A lottery is a game of chance that involves drawing lots to determine a winner or winners. Some governments outlaw lotteries, while others endorse them and organize state or national lotteries. In either case, the prizes offered in a lottery are typically cash amounts. Some of these prize amounts are quite large, while others are relatively small. Many states have laws governing how much money can be paid in winnings.
People are drawn to the lottery for several reasons. Some are tempted by the promise of millions in a single shot, while others believe that winning the lottery is their only way to improve their financial situation. Regardless of the reason, it is important to understand how the odds work in order to make wise decisions about whether or not to play the lottery.

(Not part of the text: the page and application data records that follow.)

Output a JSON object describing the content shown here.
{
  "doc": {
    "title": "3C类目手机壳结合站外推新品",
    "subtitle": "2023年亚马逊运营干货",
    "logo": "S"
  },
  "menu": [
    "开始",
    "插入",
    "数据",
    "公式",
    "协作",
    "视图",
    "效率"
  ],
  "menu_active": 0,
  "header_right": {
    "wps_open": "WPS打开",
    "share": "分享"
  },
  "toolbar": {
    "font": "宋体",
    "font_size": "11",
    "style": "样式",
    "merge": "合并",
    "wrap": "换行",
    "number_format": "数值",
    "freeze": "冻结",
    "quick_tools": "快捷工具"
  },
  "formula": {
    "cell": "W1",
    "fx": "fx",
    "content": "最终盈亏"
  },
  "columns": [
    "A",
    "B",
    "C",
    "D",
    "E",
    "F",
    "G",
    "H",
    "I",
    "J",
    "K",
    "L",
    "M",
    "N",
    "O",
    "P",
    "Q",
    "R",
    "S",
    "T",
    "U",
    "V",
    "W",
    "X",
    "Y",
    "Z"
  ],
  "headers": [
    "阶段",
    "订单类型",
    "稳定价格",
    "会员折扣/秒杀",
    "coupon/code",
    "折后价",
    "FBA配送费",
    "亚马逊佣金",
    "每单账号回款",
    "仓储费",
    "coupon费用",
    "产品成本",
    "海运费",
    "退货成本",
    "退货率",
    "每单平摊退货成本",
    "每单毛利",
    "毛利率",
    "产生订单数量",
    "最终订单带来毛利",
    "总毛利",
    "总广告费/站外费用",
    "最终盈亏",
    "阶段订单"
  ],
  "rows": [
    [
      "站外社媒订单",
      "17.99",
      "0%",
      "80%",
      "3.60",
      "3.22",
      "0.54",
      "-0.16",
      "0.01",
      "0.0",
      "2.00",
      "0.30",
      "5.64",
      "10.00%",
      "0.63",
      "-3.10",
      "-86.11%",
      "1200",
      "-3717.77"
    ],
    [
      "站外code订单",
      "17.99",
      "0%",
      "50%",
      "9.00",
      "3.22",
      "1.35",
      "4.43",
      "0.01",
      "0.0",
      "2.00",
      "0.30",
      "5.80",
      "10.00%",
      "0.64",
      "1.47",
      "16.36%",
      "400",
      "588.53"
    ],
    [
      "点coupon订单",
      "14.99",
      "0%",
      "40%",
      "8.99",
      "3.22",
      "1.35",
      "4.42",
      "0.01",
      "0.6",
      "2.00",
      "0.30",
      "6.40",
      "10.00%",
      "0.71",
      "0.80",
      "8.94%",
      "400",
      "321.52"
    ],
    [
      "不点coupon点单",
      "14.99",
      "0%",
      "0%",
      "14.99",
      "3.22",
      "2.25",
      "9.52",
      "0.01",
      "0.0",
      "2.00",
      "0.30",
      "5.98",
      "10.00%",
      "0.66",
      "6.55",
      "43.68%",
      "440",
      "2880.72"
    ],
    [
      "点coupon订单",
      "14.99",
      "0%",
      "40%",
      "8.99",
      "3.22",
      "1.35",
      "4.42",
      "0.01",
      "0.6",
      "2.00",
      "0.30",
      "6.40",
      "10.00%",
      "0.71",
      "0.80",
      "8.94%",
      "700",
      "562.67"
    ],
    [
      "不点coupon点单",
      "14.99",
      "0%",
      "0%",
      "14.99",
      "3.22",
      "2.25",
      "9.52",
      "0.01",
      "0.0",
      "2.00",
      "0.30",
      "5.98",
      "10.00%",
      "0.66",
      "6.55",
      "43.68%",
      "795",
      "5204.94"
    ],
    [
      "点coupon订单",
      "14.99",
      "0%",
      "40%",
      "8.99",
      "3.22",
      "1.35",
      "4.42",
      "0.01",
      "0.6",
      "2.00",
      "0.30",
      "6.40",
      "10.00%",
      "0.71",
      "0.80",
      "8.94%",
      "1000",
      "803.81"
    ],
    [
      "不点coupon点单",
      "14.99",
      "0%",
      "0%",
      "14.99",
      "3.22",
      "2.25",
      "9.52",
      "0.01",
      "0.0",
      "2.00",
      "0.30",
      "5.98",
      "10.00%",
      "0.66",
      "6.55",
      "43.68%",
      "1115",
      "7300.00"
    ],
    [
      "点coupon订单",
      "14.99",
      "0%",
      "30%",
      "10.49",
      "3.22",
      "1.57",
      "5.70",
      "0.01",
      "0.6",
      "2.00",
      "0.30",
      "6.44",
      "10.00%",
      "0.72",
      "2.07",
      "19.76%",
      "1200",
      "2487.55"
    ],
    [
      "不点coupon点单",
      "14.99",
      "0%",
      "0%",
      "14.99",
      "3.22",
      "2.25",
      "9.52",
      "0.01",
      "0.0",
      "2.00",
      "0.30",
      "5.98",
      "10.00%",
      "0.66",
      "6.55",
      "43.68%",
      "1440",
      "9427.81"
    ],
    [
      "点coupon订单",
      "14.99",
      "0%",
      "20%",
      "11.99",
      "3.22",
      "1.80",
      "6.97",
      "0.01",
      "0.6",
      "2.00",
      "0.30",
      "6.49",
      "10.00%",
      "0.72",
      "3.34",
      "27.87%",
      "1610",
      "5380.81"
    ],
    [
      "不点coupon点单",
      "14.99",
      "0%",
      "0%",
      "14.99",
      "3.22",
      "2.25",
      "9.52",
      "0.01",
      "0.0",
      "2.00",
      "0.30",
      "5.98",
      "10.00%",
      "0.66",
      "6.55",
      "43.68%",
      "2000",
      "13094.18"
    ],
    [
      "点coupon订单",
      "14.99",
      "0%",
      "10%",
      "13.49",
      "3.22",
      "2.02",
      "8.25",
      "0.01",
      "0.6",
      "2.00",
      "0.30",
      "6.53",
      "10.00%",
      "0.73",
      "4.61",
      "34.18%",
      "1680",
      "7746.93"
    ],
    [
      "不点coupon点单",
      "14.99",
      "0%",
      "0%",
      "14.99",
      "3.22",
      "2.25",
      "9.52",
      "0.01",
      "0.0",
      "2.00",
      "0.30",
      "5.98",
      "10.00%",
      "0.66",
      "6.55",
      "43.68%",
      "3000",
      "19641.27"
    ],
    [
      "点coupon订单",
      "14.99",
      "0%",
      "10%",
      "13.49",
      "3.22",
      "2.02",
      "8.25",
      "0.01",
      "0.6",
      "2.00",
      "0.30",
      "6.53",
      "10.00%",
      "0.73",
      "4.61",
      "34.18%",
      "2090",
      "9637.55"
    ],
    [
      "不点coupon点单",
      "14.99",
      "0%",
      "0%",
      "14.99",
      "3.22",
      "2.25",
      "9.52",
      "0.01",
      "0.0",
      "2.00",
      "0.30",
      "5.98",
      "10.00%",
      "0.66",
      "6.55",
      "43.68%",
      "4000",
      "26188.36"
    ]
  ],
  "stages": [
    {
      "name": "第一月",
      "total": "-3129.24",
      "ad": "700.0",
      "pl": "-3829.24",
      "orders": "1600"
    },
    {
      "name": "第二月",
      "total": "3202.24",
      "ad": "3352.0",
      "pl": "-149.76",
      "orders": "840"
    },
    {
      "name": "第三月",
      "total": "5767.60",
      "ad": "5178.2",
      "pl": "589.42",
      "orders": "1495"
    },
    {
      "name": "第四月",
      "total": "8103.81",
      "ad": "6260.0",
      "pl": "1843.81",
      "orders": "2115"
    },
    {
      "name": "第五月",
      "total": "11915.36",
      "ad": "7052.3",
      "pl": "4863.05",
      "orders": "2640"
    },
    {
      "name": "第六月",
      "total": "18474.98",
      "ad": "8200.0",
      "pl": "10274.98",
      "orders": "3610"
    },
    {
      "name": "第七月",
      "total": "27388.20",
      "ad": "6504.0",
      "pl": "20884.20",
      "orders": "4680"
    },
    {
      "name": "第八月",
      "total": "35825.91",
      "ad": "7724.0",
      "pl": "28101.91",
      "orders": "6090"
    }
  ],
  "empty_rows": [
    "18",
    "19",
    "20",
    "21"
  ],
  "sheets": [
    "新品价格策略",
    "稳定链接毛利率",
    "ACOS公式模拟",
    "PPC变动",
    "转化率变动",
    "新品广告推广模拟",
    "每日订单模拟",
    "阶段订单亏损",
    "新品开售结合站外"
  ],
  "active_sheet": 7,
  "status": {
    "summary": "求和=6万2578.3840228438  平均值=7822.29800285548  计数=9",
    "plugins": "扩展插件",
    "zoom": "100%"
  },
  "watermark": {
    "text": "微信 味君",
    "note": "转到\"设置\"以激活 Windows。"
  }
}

It is important to remember that the odds of winning a lottery are very low. Despite the fact that some people have won big, the odds of winning are so low that most people will not win the jackpot. Even if you buy a ticket every week, your chances of winning are very slim. This is because the odds are based on probability and they cannot be changed by playing more often or buying more tickets.
Although the odds are extremely low, there are some strategies that can help you increase your chances of winning. For example, you should avoid picking numbers that have consecutive digits. This is because consecutive digits are more likely to be chosen by other players than other digits. In addition, you should also avoid picking numbers that end with the same digits. In doing so, you will increase your chances of creating a unique combination that is less likely to be shared by other players.

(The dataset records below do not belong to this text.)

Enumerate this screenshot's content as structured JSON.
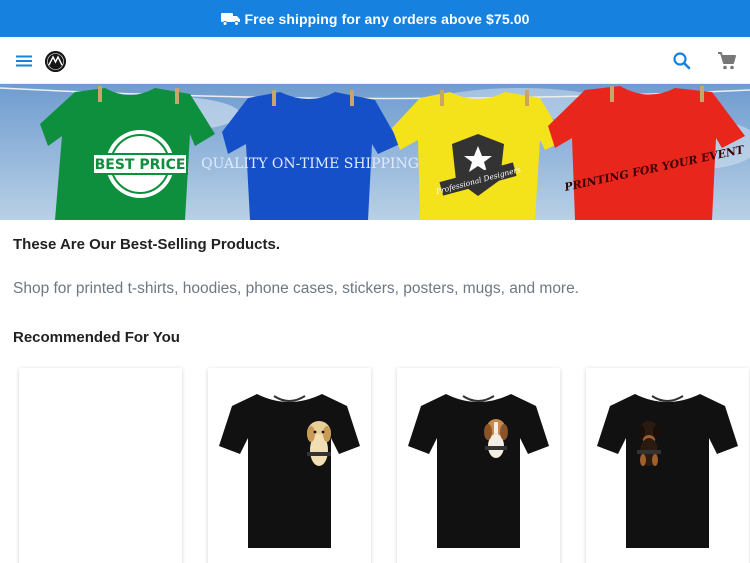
{
  "promo": {
    "icon": "truck-icon",
    "text": "Free shipping for any orders above $75.00",
    "color": "#1681de"
  },
  "header": {
    "menu_icon": "menu-icon",
    "logo": "logo",
    "search_icon": "search-icon",
    "cart_icon": "cart-icon"
  },
  "hero": {
    "shirts": [
      {
        "color": "#0d8f3d",
        "label": "BEST PRICE"
      },
      {
        "color": "#1650c8",
        "label": "QUALITY ON-TIME SHIPPING"
      },
      {
        "color": "#f4e21a",
        "label": "Professional Designers"
      },
      {
        "color": "#e8261c",
        "label": "PRINTING FOR YOUR EVENT"
      }
    ]
  },
  "content": {
    "headline": "These Are Our Best-Selling Products.",
    "subline": "Shop for printed t-shirts, hoodies, phone cases, stickers, posters, mugs, and more.",
    "section_title": "Recommended For You"
  },
  "products": [
    {
      "image": "placeholder"
    },
    {
      "image": "black-tshirt-golden-puppy"
    },
    {
      "image": "black-tshirt-beagle-puppy"
    },
    {
      "image": "black-tshirt-rottweiler-puppy"
    }
  ]
}
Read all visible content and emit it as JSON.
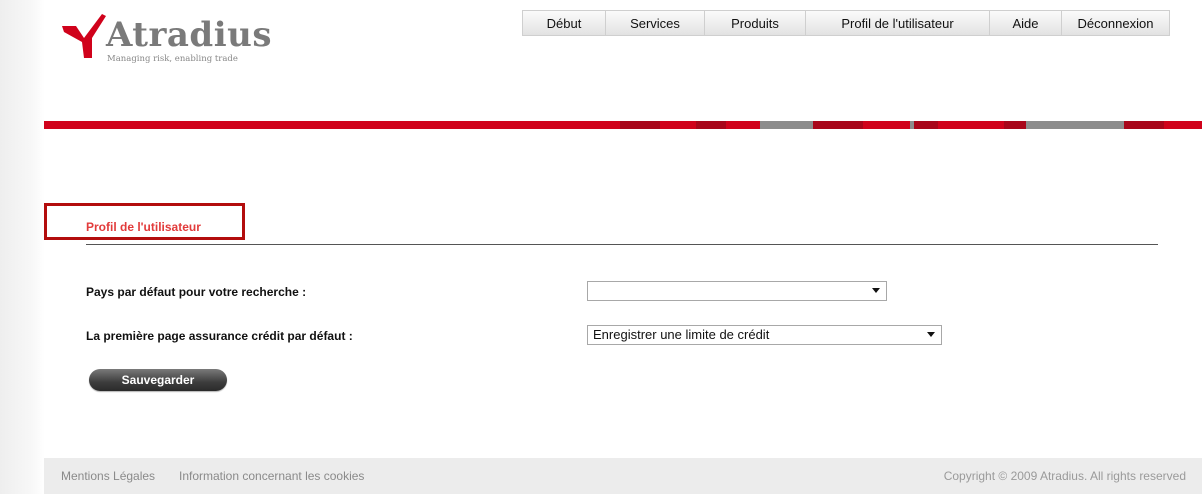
{
  "logo": {
    "word": "Atradius",
    "tagline": "Managing risk, enabling trade"
  },
  "nav": {
    "items": [
      "Début",
      "Services",
      "Produits",
      "Profil de l'utilisateur",
      "Aide",
      "Déconnexion"
    ]
  },
  "colors": {
    "brand_red": "#d0021b",
    "tab_border": "#b30d0d",
    "tab_label": "#e23b3b"
  },
  "profile": {
    "tab_label": "Profil de l'utilisateur",
    "country_label": "Pays par défaut pour votre recherche :",
    "country_value": "",
    "firstpage_label": "La première page assurance crédit par défaut :",
    "firstpage_value": "Enregistrer une limite de crédit",
    "save_label": "Sauvegarder"
  },
  "footer": {
    "legal_label": "Mentions Légales",
    "cookies_label": "Information concernant les cookies",
    "copyright": "Copyright © 2009 Atradius. All rights reserved"
  }
}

Lotteries have a long history in Europe, dating back to the Roman Empire. The first recorded lotteries were distributed as gifts at dinner parties, allowing people to have fun while raising money for charity or other purposes. In the early 15th century, public lotteries began in the Low Countries. These raised funds for town fortifications, and helped the poor. The word lotteries is thought to be derived from the Dutch word for drawing lots, but it may also be a calque on Middle French loterie, meaning “action of drawing lots.”
Today, lotteries are widely used in the United States and around the world. They are a popular form of entertainment and contribute to billions of dollars annually. Many of the prizes are cash, but some may also be goods or services. The amount of the prize depends on how much is collected in ticket sales. The prize money is often predetermined, and the promoters collect a percentage of the ticket sales for promotion and other expenses.
While there are many benefits to participating in a lottery, it is not for everyone. In addition to the high costs involved, there are also some drawbacks. For instance, some people are unable to control their spending habits and can quickly become addicted to the games. In addition, some people do not consider gambling to be morally acceptable.